• [BRIEF]
Return every record below exactly as given, images excluded.

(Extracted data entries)
********

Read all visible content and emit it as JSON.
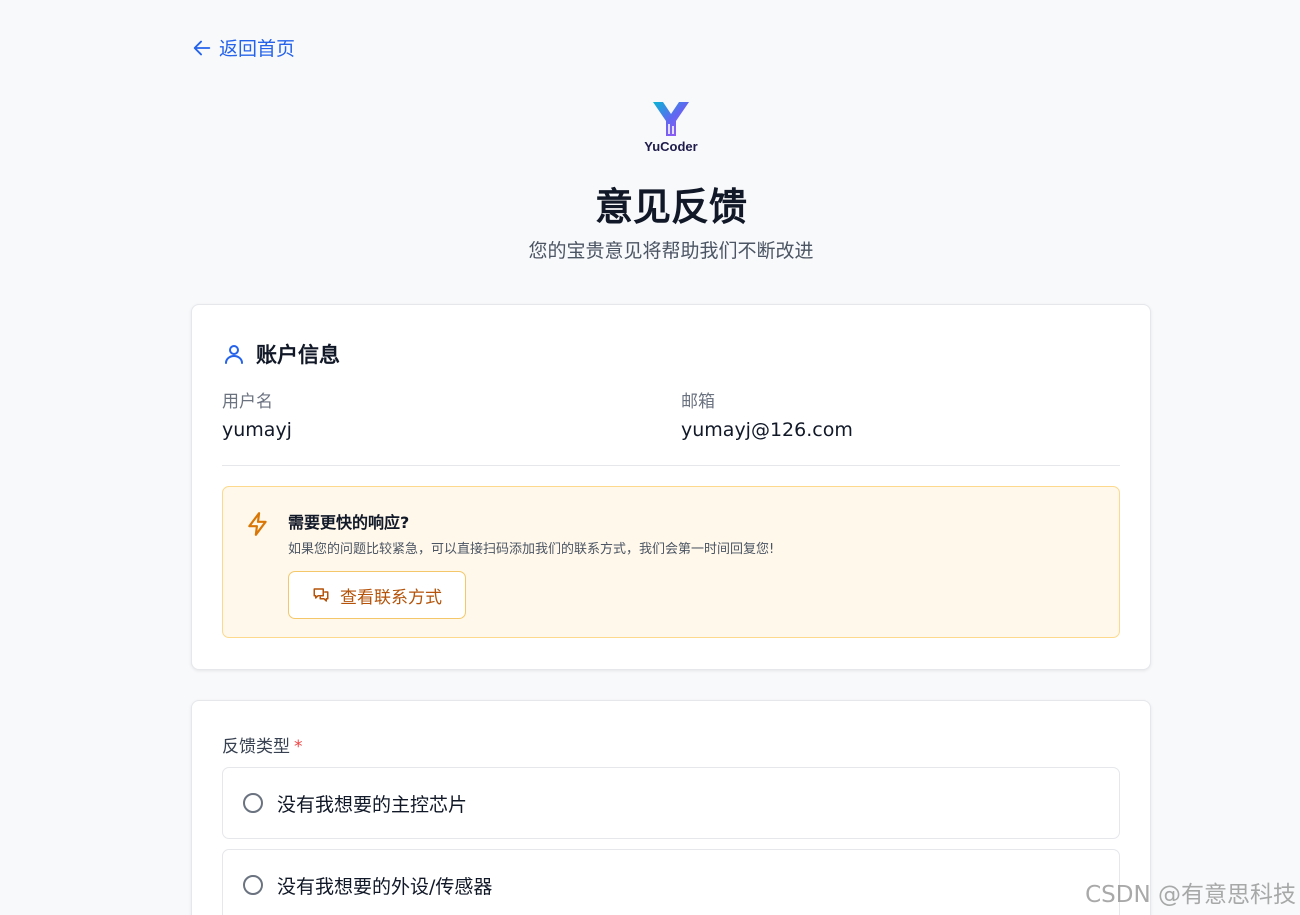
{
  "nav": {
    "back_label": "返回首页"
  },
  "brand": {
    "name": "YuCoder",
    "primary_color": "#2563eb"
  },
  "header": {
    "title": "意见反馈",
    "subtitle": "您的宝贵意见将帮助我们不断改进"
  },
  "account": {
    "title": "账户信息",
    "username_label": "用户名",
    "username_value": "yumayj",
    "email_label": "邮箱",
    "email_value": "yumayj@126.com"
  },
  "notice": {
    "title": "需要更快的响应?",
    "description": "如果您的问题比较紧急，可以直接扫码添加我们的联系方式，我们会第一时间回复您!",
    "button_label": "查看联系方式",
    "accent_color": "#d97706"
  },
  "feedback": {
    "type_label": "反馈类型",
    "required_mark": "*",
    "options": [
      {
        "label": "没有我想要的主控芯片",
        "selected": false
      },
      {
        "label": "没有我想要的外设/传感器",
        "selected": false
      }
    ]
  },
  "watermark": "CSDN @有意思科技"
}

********

• [OUTPUT]
Read all visible content and emit it as JSON.
{
  "nav": {
    "back_label": "返回首页"
  },
  "brand": {
    "name": "YuCoder",
    "primary_color": "#2563eb"
  },
  "header": {
    "title": "意见反馈",
    "subtitle": "您的宝贵意见将帮助我们不断改进"
  },
  "account": {
    "title": "账户信息",
    "username_label": "用户名",
    "username_value": "yumayj",
    "email_label": "邮箱",
    "email_value": "yumayj@126.com"
  },
  "notice": {
    "title": "需要更快的响应?",
    "description": "如果您的问题比较紧急，可以直接扫码添加我们的联系方式，我们会第一时间回复您!",
    "button_label": "查看联系方式",
    "accent_color": "#d97706"
  },
  "feedback": {
    "type_label": "反馈类型",
    "required_mark": "*",
    "options": [
      {
        "label": "没有我想要的主控芯片",
        "selected": false
      },
      {
        "label": "没有我想要的外设/传感器",
        "selected": false
      }
    ]
  },
  "watermark": "CSDN @有意思科技"
}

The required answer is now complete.